Thousands gathered in city centre Belfast today for the Rally for Life demonstration.
Bernadette Smyth of the Precious Life group in Northern Ireland said the gathering was sending out messages to the Taoiseach Enda Kenny and the North's justice minister David Ford "that the lives of the unborn must be protected" at all stages.
Ms Smyth said that the rally was a clear demonstration that the majority of people in the Republic did not want any moves that would liberalise abortion legislation in the Republic. “Our clear message to the Taoiseach is that people will not be silenced when the lives of unborn children are at risk,” she said.
Ms Smyth added that the rally was also telling the Alliance leader and the North’s justice minister Mr Ford that he should not attempt to bring in legislation that would allow for abortion in cases of foetal abnormality.

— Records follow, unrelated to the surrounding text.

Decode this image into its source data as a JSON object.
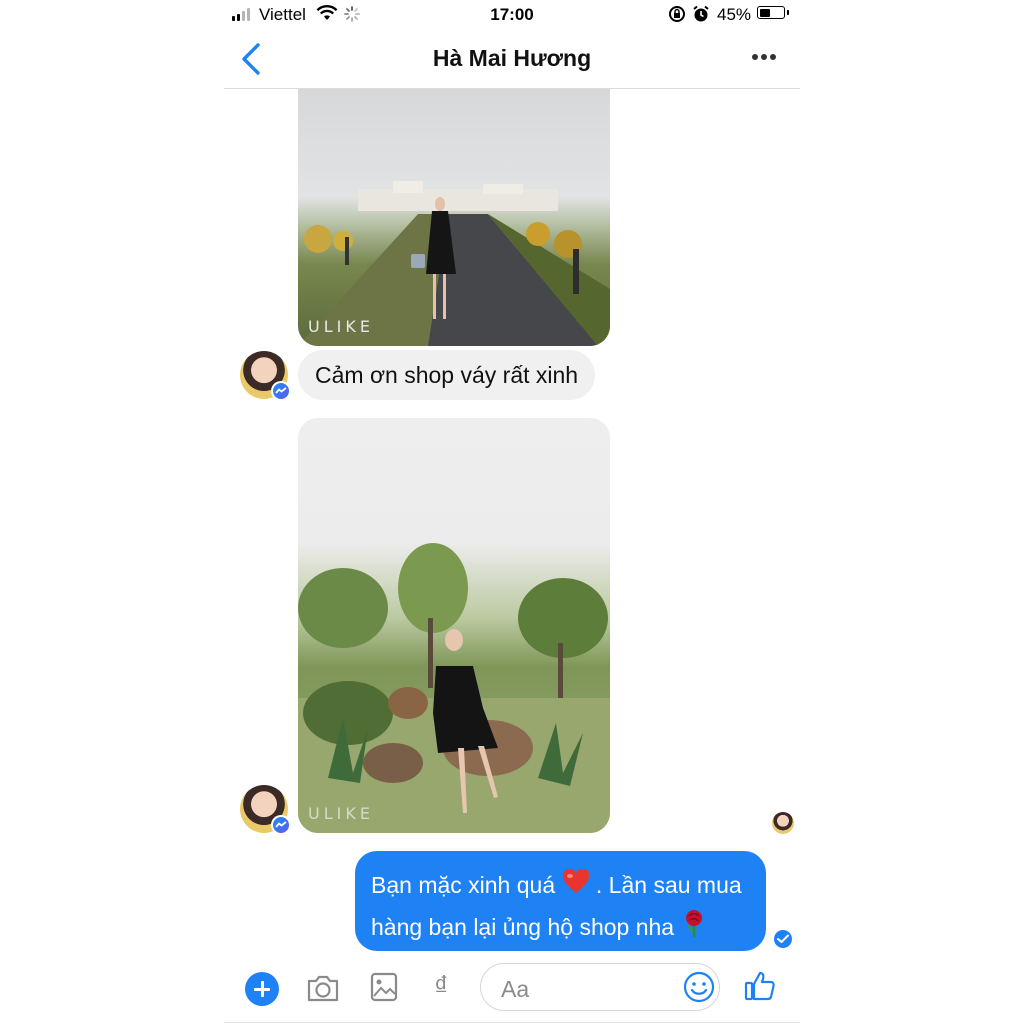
{
  "status_bar": {
    "carrier": "Viettel",
    "time": "17:00",
    "battery_percent": "45%",
    "battery_level": 0.45,
    "signal_bars": 2
  },
  "nav": {
    "title": "Hà Mai Hương",
    "back_icon": "chevron-left-icon",
    "more_icon": "more-dots-icon"
  },
  "messages": [
    {
      "type": "photo",
      "from": "contact",
      "watermark": "ULIKE"
    },
    {
      "type": "text",
      "from": "contact",
      "text": "Cảm ơn shop váy rất xinh"
    },
    {
      "type": "photo",
      "from": "contact",
      "watermark": "ULIKE"
    },
    {
      "type": "text",
      "from": "me",
      "line1_a": "Bạn mặc xinh quá ",
      "line1_emoji": "heart-emoji",
      "line1_b": " . Lần sau mua",
      "line2_a": "hàng bạn lại ủng hộ shop nha ",
      "line2_emoji": "rose-emoji"
    }
  ],
  "composer": {
    "placeholder": "Aa",
    "currency_symbol": "₫",
    "icons": [
      "plus-icon",
      "camera-icon",
      "image-icon",
      "dong-icon",
      "emoji-icon",
      "thumbs-up-icon"
    ]
  },
  "colors": {
    "accent": "#1e82f5",
    "incoming_bubble": "#f0f0f0",
    "text": "#111111"
  }
}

Mr Ford is considering amending elements of current abortion legislation in Northern Ireland to allow for abortion in cases of foetal abnormality.

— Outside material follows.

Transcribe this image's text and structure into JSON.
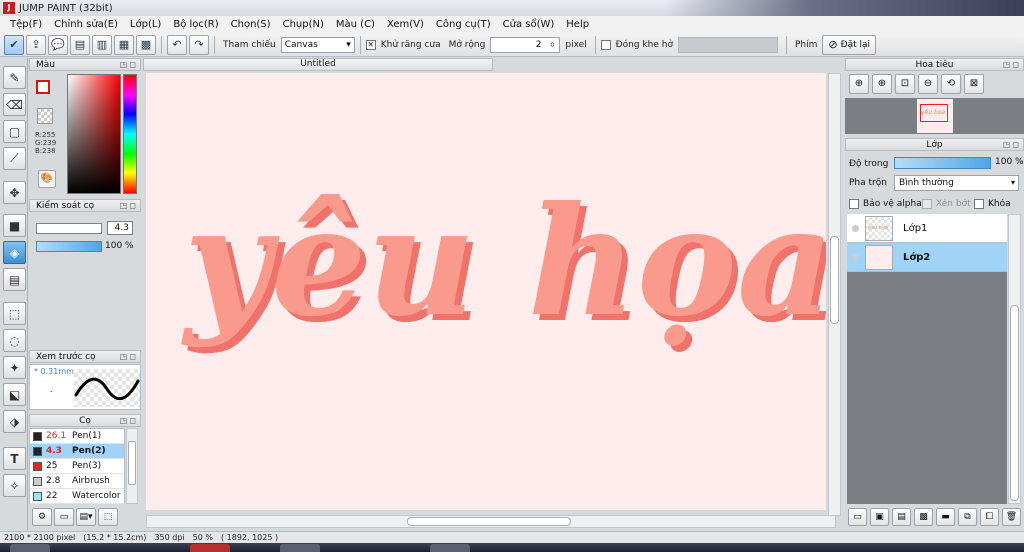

In the North the British 1967 Abortion Act does not apply. Under current abortion legislation in the North foetal abnormality is not recognised as a ground for abortion in itself, although if it were found to constitute a serious threat to the physical or mental health of the woman it would be.
Ms Smyth said that unborn babies with foetal abnormalities should have the same legal protections as anyone else. “The main message here is that people are rising up and standing up for life,” said Ms Smyth. About 4,000 people attended the rally.
On foetal abnormality Niamh Ui Bhriain of the Life Institute said that "abortion campaigners sought to broaden abortion laws by using the distress felt by every family facing such tragic news and such a distressing diagnosis".
“Seeking to push abortion on vulnerable families really is the worst form of discrimination, and for these unborn children, who are severely disabled, this is a lethal form of discrimination,” she said.
Ms Ui Bhriain said that the voices of the majority of parents were being ignored in the debate surrounding abortion for babies with disabilities, and that the rally was providing these families with a voice.
“We’re seeking to support families who need compassion and real help, and both governments, North and South, must listen to parents in these situations who want a better answer than abortion,” she added.
Dana Rosemary Scallon told the crowd that there existed a “secular humanist global agenda which has no resection for the sovereignty of nations” and which sought to bring in widespread abortion. “We must stand up for life,” she said.
Abortion is legal in Northern Ireland where “it is necessary to preserve the life of the woman or there is a risk of real and serious adverse effect on her physical or mental health, which is either long term or permanent”. About 40 such legal abortions take place in Northern Ireland each year.
The abortion issue came to public prominence again last year after two women, one carrying twins, disclosed that their babies had anencephaly and that under Northern Ireland law they could not have abortions in the North. With anencephaly there is an absence of a major part of the brain, skull and scalp in the foetus. Babies are stillborn or usually die within a few hours or days.
They appealed to the Minister for Health to change the law in such cases of fatal foetal abnormality.
Mr Ford is examining whether the law should be changed to allow for abortion in cases of fatal foetal abnormality and also in cases of rape and incest.